"The President has had no rights inside these hearings, his counsel has not been able to be present, so from them now to claim they're going to open this up, which, by the way, the resolution does not do," she added.
House Democrats have argued that there is no need to hold a full chamber vote to authorize the impeachment inquiry, citing Constitution stating that the House "shall have the sole Power of Impeachment."
Speaking to a press conference Thursday morning, Pelosi pushed back on Republicans' criticism. "The facts are what they are. They can try to misrepresent them, but the fact is, this is a process that is expanded opportunity for them to show anything that is exculpatory to prove the innocence of the president," she said.
House Intelligence Committee Chairman Adam Schiff said Thursday's resolution will "set the stage" for the next phase of the investigation, where it will be conducted in public.
"We take no joy in having to move down this road and proceed with the impeachment inquiry, but neither do we shrink from it," he said.
House Speaker Nancy Pelosi speaks during a news conference on Capitol Hill in Washington. Picture: Susan Walsh/AP
However, it's not sure when public hearings could start. House Judiciary Committee Jerry Nadler only said the time for wrapping up the inquiry "depends, obviously, on how many witnesses, etcetera."
If any of the hearings is held publicly, Schiff will preside, according to the resolution. Schiff and Republican ranking member Devin Nunes are able to engage witnesses for up to 90 minutes and give that time to committee aides to conduct questioning.
Republicans can also request witness testimony and issue subpoenas but those efforts need to be approved by the majority.
Besides, the resolution directs the Schiff's panel to issue a report on its findings and recommendations and send it the House Judiciary Committee, which will consider and draft any potential articles of impeachment.
Once the Judiciary Committee completes its hearings and votes on any articles of impeachment, its report would go to the full chamber for a vote.
The president will be impeached if the House approves any of the articles of impeachment by a simple majority vote. But conviction of the president can only happen in the Senate and requires at least two-thirds of its members, or 67 senators, to vote in favor. Currently, the Senate has 53 Republicans, 45 Democrats and two independents.
"As long expected, the House's impeachment inquiry vote is almost entirely along party lines," Larry Sabato, director of the University of Virginia Center for Politics, tweeted.

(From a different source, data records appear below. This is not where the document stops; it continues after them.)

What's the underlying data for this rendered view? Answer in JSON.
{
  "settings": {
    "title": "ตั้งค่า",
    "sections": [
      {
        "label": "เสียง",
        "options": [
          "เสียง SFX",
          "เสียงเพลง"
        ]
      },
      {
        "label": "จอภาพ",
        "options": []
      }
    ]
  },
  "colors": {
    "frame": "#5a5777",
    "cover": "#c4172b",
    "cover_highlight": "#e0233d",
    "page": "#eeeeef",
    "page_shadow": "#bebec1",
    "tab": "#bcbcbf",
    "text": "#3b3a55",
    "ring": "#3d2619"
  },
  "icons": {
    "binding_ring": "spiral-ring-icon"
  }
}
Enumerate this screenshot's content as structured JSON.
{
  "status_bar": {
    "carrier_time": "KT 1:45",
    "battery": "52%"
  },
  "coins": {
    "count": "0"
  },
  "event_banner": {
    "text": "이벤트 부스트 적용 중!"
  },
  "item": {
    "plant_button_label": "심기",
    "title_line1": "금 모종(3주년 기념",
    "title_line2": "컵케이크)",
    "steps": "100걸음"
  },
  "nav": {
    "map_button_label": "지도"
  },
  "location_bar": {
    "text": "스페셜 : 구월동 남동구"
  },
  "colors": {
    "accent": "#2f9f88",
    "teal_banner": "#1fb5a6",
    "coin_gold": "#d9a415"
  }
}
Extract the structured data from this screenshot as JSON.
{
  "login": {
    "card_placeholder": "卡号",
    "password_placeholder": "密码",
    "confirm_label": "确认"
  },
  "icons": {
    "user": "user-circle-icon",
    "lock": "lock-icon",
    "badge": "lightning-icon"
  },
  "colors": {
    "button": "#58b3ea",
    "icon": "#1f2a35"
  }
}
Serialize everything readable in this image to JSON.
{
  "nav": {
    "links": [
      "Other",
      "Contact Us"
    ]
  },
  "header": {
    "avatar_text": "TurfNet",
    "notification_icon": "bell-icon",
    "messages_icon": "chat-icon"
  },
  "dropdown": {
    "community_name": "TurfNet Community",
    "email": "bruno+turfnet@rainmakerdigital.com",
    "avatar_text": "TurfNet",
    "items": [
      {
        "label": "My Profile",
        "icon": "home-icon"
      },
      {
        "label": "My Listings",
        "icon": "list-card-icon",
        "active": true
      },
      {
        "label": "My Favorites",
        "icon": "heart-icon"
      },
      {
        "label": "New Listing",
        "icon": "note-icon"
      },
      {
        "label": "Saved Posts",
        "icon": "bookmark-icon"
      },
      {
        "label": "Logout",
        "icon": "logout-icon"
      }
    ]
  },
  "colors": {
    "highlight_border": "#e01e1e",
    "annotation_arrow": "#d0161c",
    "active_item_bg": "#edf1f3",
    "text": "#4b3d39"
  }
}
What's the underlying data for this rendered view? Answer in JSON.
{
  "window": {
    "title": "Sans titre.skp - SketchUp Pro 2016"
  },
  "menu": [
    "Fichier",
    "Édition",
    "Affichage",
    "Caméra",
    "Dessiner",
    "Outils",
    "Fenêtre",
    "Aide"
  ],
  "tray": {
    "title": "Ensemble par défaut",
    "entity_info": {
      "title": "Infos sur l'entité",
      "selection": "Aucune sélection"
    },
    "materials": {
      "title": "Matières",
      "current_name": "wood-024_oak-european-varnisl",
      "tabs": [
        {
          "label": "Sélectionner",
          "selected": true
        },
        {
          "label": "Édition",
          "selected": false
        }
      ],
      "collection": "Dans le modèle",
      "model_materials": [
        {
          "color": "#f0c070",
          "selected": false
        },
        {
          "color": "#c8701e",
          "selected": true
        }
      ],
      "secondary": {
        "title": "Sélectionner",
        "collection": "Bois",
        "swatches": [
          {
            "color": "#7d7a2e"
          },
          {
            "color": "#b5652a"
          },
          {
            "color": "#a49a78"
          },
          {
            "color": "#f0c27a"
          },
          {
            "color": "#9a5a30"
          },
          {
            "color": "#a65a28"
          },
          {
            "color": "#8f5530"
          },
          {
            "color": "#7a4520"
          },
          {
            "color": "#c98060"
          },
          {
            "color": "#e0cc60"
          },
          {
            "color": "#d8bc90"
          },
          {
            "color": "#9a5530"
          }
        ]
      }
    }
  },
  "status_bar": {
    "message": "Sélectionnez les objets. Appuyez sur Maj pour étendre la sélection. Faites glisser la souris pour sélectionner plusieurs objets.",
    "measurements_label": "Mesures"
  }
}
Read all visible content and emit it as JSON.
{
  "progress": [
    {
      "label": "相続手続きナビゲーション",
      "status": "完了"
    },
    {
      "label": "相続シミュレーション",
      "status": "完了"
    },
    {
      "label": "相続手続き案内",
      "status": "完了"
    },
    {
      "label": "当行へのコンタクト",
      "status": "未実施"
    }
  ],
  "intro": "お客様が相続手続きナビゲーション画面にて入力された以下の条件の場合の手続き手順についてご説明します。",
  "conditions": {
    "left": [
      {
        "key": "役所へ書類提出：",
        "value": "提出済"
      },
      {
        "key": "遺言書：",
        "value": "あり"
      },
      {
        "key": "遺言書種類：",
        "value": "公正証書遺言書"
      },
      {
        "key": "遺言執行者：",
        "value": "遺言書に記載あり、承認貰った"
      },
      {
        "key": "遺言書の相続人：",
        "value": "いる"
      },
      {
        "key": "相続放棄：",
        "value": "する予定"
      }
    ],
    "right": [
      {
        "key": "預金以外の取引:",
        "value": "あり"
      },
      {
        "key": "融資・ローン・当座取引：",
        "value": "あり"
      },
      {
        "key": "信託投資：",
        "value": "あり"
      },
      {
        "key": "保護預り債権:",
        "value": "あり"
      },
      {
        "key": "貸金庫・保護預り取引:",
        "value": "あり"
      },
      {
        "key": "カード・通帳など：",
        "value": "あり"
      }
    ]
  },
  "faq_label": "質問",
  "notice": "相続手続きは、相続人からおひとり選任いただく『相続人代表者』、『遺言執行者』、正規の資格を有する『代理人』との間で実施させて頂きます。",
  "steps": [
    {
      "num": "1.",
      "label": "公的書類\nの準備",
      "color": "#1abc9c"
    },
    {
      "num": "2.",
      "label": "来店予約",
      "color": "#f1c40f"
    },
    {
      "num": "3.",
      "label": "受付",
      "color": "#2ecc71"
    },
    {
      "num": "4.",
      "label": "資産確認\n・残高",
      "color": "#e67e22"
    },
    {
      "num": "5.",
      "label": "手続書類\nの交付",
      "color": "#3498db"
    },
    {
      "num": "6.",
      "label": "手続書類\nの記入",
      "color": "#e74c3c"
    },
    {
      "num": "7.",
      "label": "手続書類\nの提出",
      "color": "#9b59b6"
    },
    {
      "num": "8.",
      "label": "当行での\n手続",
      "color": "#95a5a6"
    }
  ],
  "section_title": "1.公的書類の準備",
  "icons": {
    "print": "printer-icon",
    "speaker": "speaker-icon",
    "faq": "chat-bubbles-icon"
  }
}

"Those expecting a bipartisan conviction vote in the Senate once Trump is impeached are living in another time or another universe."